Other variations and modifications of the present invention may become apparent to one of skill in the art who has reviewed the subject invention disclosure. Therefore, the scope of the present invention is to be limited only by the following claims.
|Cited Patent||Filing date||Publication date||Applicant||Title|
|US3472657 *||Apr 30, 1965||Oct 14, 1969||Xerox Corp||Xerographic development method and apparatus|
|US4007707 *||Jan 21, 1975||Feb 15, 1977||Itek Corporation||Xerographic development apparatus having a large reservoir for controlled flow through a narrow development zone|
|US4113371 *||Jan 12, 1977||Sep 12, 1978||Xerox Corporation||Color development system|
|US4131357 *||Mar 21, 1977||Dec 26, 1978||Xerox Corporation||Sequentially activated development system for an electrophotographic printer|
|US4264185 *||May 14, 1979||Apr 28, 1981||Ricoh Co., Ltd.||Two color electrostatographic apparatus|

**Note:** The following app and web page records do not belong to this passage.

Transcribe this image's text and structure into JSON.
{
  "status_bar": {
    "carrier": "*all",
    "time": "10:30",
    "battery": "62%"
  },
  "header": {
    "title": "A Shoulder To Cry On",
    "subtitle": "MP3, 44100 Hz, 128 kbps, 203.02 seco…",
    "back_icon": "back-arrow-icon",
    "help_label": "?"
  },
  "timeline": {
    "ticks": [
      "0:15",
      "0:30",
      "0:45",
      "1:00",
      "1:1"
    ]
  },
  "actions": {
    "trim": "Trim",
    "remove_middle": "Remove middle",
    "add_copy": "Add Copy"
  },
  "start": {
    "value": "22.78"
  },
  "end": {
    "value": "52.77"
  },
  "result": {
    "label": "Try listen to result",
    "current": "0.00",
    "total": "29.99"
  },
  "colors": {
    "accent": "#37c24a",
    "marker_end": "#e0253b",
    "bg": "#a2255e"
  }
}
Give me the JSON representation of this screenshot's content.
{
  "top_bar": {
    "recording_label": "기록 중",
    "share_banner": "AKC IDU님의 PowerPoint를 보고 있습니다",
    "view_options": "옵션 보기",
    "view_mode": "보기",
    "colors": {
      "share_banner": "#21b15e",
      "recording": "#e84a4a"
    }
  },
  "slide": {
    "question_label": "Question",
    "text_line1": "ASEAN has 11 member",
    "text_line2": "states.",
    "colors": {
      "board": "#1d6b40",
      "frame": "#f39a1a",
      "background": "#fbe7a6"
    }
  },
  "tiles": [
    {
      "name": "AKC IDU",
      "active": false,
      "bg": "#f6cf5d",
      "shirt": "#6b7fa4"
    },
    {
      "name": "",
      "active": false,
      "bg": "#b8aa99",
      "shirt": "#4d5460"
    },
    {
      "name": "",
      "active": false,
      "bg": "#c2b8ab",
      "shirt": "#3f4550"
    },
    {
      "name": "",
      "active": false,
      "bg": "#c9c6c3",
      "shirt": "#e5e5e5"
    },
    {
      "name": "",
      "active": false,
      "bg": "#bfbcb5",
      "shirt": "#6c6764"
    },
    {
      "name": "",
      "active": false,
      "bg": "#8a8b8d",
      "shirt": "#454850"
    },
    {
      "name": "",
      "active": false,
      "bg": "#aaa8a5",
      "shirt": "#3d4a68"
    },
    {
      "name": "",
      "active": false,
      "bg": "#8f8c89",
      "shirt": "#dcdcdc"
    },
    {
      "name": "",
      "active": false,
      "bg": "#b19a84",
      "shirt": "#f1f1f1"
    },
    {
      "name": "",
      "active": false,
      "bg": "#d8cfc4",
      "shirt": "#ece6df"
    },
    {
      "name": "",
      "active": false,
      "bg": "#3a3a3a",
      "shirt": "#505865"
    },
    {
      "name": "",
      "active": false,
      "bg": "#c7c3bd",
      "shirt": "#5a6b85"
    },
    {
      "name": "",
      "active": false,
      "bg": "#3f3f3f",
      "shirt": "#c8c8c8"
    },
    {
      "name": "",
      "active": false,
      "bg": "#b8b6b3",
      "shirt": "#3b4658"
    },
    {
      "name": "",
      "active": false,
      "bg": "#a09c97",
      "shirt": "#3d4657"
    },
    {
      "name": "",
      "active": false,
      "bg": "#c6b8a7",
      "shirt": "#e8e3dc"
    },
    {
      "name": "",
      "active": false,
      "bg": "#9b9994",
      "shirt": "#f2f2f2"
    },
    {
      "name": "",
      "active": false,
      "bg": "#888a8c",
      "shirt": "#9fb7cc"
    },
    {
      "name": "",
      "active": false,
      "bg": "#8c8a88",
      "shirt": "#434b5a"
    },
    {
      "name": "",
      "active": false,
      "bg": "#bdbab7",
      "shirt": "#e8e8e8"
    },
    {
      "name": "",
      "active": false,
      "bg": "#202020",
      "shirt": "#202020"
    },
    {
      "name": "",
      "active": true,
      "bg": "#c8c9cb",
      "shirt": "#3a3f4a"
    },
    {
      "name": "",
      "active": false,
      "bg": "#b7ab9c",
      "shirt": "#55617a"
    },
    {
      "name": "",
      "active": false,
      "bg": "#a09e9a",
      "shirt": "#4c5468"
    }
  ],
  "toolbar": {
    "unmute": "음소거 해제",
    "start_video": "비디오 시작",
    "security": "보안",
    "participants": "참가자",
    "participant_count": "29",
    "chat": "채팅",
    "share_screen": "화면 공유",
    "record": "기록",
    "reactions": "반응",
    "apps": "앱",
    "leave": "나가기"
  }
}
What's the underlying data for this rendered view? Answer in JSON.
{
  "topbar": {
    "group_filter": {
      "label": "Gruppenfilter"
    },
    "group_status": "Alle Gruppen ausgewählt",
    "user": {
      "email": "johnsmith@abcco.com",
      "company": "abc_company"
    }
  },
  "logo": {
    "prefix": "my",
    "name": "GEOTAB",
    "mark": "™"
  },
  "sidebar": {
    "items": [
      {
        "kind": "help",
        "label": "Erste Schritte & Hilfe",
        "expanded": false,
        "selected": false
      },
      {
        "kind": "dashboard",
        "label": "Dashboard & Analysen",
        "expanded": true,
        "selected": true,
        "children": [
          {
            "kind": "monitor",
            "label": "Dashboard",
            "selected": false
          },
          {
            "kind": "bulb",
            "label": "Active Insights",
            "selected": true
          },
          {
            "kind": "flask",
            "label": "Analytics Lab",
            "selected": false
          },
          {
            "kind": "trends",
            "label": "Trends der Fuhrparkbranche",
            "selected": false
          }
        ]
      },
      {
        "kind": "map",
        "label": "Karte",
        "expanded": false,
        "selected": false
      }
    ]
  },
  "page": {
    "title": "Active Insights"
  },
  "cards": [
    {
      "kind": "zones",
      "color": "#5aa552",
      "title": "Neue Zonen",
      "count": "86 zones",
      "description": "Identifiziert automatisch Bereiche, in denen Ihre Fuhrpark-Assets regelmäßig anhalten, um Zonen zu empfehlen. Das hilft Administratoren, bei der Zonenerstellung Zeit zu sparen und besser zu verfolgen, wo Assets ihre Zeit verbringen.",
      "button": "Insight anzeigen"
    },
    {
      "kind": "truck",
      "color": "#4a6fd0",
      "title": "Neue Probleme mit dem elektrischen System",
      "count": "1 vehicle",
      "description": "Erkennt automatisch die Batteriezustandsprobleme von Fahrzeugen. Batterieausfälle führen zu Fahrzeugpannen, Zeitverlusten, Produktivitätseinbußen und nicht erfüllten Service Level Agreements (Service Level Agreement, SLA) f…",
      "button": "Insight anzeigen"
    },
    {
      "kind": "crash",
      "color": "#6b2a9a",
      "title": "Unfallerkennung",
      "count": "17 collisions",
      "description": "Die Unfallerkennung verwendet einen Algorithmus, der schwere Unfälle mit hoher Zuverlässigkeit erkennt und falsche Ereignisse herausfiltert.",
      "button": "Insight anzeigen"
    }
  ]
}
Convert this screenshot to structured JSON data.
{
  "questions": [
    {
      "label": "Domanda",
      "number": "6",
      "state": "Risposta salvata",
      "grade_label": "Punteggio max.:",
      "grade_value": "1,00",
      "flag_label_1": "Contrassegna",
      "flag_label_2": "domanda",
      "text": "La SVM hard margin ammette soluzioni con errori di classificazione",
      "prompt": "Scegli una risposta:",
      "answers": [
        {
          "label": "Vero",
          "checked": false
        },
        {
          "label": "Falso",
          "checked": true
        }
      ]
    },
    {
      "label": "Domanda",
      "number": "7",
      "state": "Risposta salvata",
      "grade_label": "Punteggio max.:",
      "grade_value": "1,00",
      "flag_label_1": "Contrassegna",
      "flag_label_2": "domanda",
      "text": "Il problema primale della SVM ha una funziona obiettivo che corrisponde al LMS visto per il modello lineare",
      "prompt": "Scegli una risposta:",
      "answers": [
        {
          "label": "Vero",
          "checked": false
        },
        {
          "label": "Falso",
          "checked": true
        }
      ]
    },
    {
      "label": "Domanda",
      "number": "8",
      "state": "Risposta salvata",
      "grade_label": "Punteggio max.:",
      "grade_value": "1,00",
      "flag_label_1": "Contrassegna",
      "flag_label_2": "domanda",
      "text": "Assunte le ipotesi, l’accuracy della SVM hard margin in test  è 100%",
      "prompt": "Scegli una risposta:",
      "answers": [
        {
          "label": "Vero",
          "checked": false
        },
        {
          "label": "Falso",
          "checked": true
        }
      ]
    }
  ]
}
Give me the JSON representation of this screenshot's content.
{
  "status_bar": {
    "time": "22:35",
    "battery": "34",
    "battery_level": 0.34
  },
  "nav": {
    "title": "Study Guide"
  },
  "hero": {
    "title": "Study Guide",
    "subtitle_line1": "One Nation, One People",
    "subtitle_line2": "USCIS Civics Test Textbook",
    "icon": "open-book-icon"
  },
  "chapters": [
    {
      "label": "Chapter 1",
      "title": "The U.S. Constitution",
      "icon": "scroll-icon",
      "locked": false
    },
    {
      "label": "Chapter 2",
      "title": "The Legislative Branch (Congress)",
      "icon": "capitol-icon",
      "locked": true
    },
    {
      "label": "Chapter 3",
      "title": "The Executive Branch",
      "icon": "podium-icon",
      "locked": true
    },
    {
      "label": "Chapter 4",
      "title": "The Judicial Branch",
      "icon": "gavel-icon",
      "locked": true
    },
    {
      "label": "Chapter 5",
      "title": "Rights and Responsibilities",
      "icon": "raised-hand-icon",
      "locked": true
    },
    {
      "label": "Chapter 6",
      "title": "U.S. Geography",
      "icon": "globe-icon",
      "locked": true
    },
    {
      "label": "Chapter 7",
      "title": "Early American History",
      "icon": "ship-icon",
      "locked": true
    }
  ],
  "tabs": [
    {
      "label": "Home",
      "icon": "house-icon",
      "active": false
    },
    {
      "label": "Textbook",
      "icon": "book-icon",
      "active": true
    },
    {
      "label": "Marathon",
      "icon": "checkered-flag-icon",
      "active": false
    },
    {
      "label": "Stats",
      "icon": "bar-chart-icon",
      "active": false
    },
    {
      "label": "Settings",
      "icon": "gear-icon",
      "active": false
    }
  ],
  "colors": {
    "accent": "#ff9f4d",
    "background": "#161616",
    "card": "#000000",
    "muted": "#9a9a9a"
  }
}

|US4466728 *||May 6, 1982||Aug 21, 1984||Siemens Aktiengesellschaft||Device for the development of charge images, which are arranged on a charge image carrier, with the aid of a developing mixture consisting of toner and carrier particles|
|Citing Patent||Filing date||Publication date||Applicant||Title|
|US4768060 *||Mar 5, 1987||Aug 30, 1988||Savin Corporation||Push-pull liquid development method and apparatus|
|US20120313650 *||Dec 1, 2010||Dec 13, 2012||Hitachi High-Technologies Corporation||Inspection device and inspection method|
|U.S. Classification||399/295, 399/270, 430/121.1|
|International Classification||G03G15/095, G03G15/08|
|Cooperative Classification||G03G15/095, G03G2215/0624, G03G2215/0648, G03G15/0801|
|European Classification||G03G15/08C, G03G15/095|
|Jul 15, 1985||AS||Assignment|
Owner name: RICOH COMPANY, LTD., TOKYO, JAPAN, A CORP. OF JAPA
Free format text: ASSIGNMENT OF ASSIGNORS INTEREST.;ASSIGNOR:UNGEMACH, STEVEN R.;REEL/FRAME:004452/0171
Effective date: 19850708
Owner name: RICOH SYSTEMS, INC.
Free format text: ASSIGNMENT OF ASSIGNORS INTEREST.;ASSIGNOR:UNGEMACH, STEVEN R.;REEL/FRAME:004452/0171
Effective date: 19850708
|Dec 5, 1988||AS||Assignment|
Owner name: RICOH CORPORATION, A CORP. OF DE
Free format text: MERGER;ASSIGNOR:RICOH SYSTEMS, INC., A CORP. OF CA (MERGED INTO);REEL/FRAME:005073/0791
Effective date: 19870325
|Jan 5, 1990||FPAY||Fee payment|
Year of fee payment: 4
|Dec 27, 1993||FPAY||Fee payment|
Year of fee payment: 8
|Feb 17, 1998||REMI||Maintenance fee reminder mailed|
|Jul 12, 1998||LAPS||Lapse for failure to pay maintenance fees|
|Sep 22, 1998||FP||Expired due to failure to pay maintenance fee|
Effective date: 19980715